***** Extracted information

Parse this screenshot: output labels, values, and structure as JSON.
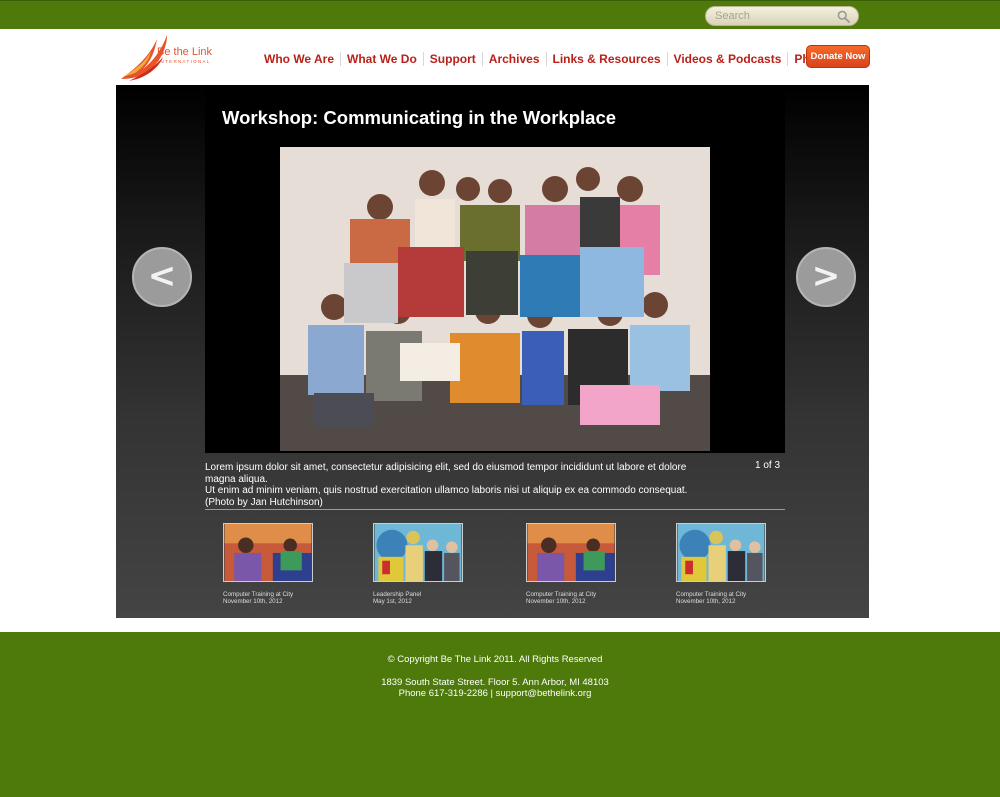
{
  "search": {
    "placeholder": "Search"
  },
  "logo": {
    "name": "Be the Link",
    "sub": "INTERNATIONAL"
  },
  "nav": {
    "items": [
      "Who We Are",
      "What We Do",
      "Support",
      "Archives",
      "Links & Resources",
      "Videos & Podcasts",
      "Photos"
    ]
  },
  "donate_label": "Donate Now",
  "slideshow": {
    "title": "Workshop: Communicating in the Workplace",
    "prev_label": "<",
    "next_label": ">",
    "caption_line1": "Lorem ipsum dolor sit amet, consectetur adipisicing elit, sed do eiusmod tempor incididunt ut labore et dolore magna aliqua.",
    "caption_line2": "Ut enim ad minim veniam, quis nostrud exercitation ullamco laboris nisi ut aliquip ex ea commodo consequat.",
    "caption_credit": "(Photo by Jan Hutchinson)",
    "counter": "1 of 3"
  },
  "thumbnails": [
    {
      "title": "Computer Training at City",
      "date": "November 10th, 2012"
    },
    {
      "title": "Leadership Panel",
      "date": "May 1st, 2012"
    },
    {
      "title": "Computer Training at City",
      "date": "November 10th, 2012"
    },
    {
      "title": "Computer Training at City",
      "date": "November 10th, 2012"
    }
  ],
  "footer": {
    "copyright": "© Copyright Be The Link 2011. All Rights Reserved",
    "address": "1839 South State Street. Floor 5. Ann Arbor, MI 48103",
    "contact": "Phone 617-319-2286 | support@bethelink.org"
  },
  "colors": {
    "brand_green": "#4e7a0b",
    "nav_red": "#b8211a",
    "donate_orange": "#e8531f"
  }
}
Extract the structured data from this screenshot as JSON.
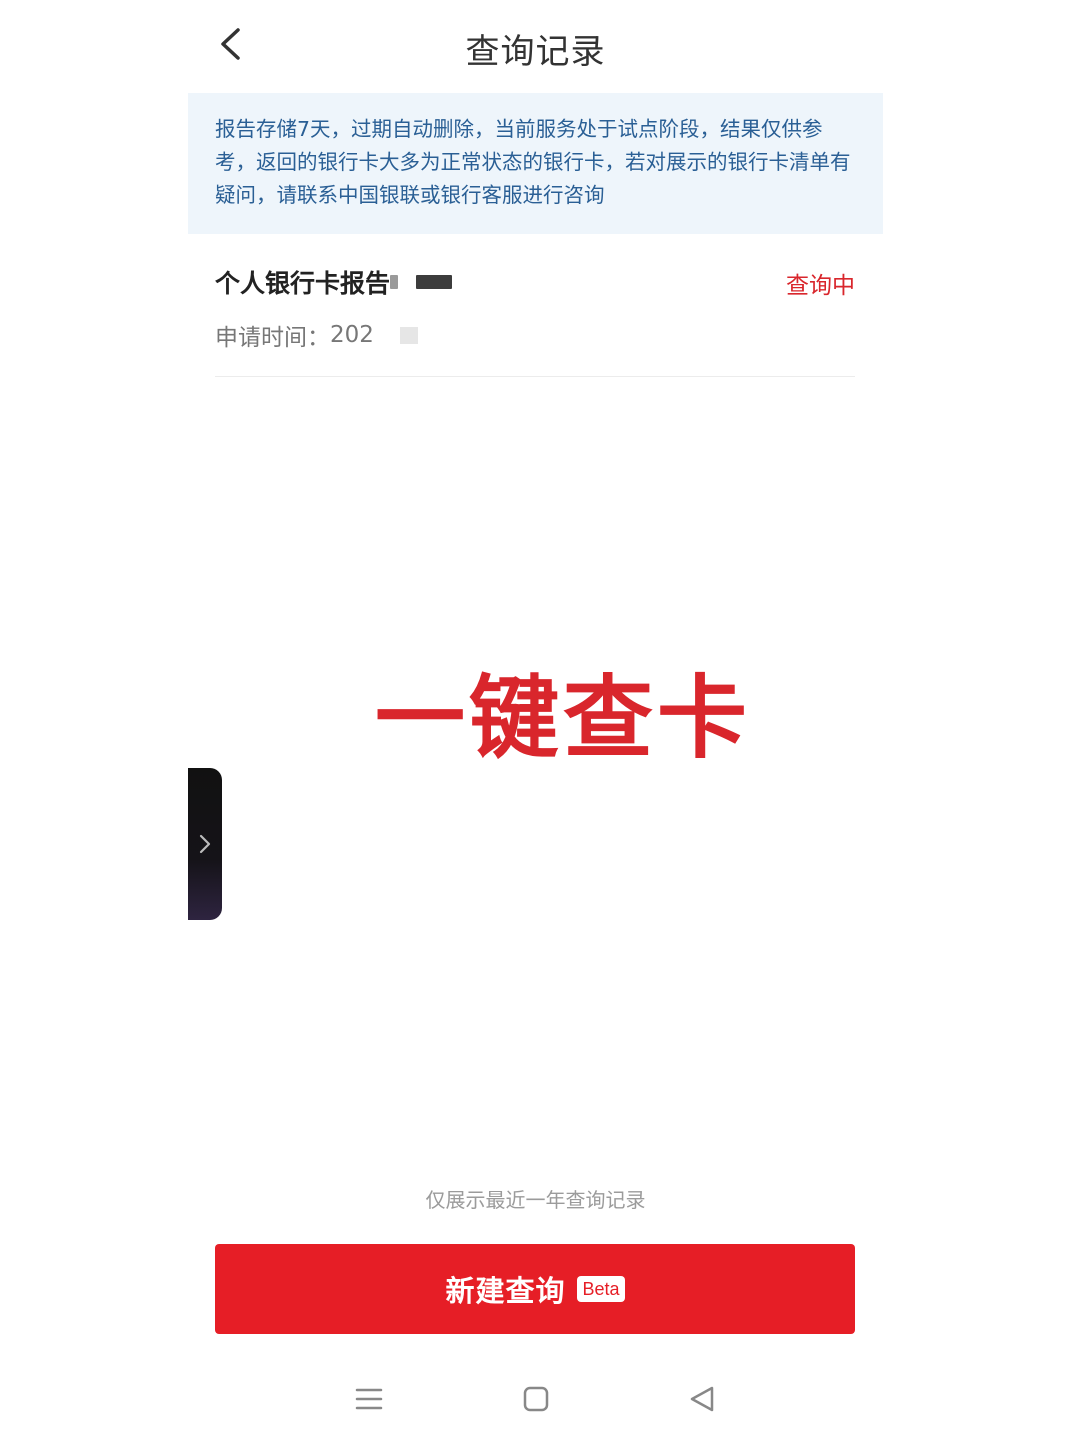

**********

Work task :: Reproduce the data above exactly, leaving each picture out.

Task result ::
Parse this screenshot: output labels, values, and structure as JSON.
{
  "search": {
    "placeholder": "Search"
  },
  "logo": {
    "name": "Be the Link",
    "sub": "INTERNATIONAL"
  },
  "nav": {
    "items": [
      "Who We Are",
      "What We Do",
      "Support",
      "Archives",
      "Links & Resources",
      "Videos & Podcasts",
      "Photos"
    ]
  },
  "donate_label": "Donate Now",
  "slideshow": {
    "title": "Workshop: Communicating in the Workplace",
    "prev_label": "<",
    "next_label": ">",
    "caption_line1": "Lorem ipsum dolor sit amet, consectetur adipisicing elit, sed do eiusmod tempor incididunt ut labore et dolore magna aliqua.",
    "caption_line2": "Ut enim ad minim veniam, quis nostrud exercitation ullamco laboris nisi ut aliquip ex ea commodo consequat.",
    "caption_credit": "(Photo by Jan Hutchinson)",
    "counter": "1 of 3"
  },
  "thumbnails": [
    {
      "title": "Computer Training at City",
      "date": "November 10th, 2012"
    },
    {
      "title": "Leadership Panel",
      "date": "May 1st, 2012"
    },
    {
      "title": "Computer Training at City",
      "date": "November 10th, 2012"
    },
    {
      "title": "Computer Training at City",
      "date": "November 10th, 2012"
    }
  ],
  "footer": {
    "copyright": "© Copyright Be The Link 2011. All Rights Reserved",
    "address": "1839 South State Street. Floor 5. Ann Arbor, MI 48103",
    "contact": "Phone 617-319-2286 | support@bethelink.org"
  },
  "colors": {
    "brand_green": "#4e7a0b",
    "nav_red": "#b8211a",
    "donate_orange": "#e8531f"
  }
}
Extract the structured data from this screenshot as JSON.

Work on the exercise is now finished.